"Sept. 10, is also World Prevention Day," King said. "The Department of Behavioral Health is working to make sure people understand the warning signs for suicide and what they can do to help others."

Know the warning signs

• Threats or comments about killing themselves, also known as suicidal ideation, can begin with seemingly harmless thoughts like "I wish I wasn't here" but can become more overt and dangerous

• Increased alcohol and drug use

• Aggressive behavior

• Social withdrawal from friends, family and the community

• Dramatic mood swings

• Talking, writing or thinking about death

• Impulsive or reckless behavior

What can you do?

If you think your friend or family member will hurt herself or someone else, call 911 immediately. There are a few ways to approach this situation.
• Remove means such as guns, knives or stockpiled pills

• Calmly ask simple and direct questions, such as "Can I help you call your psychiatrist?" rather than, "Would you rather I call your psychiatrist, your therapist or your case manager?"

• Talk openly and honestly about suicide. Don't be afraid to ask questions such as "Are you having thoughts of suicide?" or "Do you have a plan for how you would kill yourself?"
• Ask what you can do to help

• Don't argue, threaten or raise your voice

• Don't debate whether suicide is right or wrong

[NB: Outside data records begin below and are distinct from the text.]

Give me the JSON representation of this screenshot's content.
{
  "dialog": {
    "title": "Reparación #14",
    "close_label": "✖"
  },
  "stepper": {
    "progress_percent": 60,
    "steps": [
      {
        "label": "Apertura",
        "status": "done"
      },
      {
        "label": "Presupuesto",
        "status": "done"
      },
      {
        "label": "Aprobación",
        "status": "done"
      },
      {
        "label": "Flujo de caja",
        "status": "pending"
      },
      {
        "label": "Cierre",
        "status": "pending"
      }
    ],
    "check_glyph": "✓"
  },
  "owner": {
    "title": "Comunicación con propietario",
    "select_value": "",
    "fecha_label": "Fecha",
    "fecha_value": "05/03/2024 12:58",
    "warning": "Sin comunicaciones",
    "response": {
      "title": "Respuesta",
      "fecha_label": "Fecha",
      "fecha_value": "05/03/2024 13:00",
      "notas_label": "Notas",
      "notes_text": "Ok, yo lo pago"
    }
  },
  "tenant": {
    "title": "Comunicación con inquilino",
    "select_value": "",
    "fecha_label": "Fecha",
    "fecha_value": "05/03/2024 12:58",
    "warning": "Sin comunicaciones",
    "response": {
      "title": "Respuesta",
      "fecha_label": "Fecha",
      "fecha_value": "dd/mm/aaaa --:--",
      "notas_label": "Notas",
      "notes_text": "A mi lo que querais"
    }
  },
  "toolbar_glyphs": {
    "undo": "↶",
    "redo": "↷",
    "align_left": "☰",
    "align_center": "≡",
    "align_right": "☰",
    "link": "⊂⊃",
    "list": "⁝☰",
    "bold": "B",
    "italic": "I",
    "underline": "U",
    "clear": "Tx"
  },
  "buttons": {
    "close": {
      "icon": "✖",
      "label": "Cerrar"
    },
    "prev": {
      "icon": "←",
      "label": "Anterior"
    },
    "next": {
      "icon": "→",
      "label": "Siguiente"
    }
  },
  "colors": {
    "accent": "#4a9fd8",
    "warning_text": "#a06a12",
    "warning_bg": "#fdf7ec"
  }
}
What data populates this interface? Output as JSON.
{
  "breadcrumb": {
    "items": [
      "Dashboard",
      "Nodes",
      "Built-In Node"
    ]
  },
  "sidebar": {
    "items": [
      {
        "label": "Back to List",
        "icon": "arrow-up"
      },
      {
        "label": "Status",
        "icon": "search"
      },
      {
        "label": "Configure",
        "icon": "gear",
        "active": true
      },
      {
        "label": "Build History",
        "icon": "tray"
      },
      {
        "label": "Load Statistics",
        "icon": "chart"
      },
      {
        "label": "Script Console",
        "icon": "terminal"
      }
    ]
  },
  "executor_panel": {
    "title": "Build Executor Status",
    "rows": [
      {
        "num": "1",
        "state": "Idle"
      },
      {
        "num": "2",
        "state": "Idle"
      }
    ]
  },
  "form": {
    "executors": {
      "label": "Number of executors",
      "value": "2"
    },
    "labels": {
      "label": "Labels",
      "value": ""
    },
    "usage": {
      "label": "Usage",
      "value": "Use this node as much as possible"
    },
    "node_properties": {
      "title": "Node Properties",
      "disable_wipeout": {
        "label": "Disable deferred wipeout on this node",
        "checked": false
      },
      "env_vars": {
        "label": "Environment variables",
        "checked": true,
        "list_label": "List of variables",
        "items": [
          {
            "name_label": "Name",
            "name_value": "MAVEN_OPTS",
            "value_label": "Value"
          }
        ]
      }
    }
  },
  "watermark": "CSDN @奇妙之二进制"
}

"The Department of Behavioral Health at EAMC, King said, "is willing to offer any assistance, and provides service for active-duty military walk-ins every day from 7:30 a.m. to 4 p.m. and has providers on call in the Emergency Department 24 hours a day. Individuals can also call the National Suicide Prevention Lifeline Phone Number, 1-800-273-8255. You do not have to go it alone."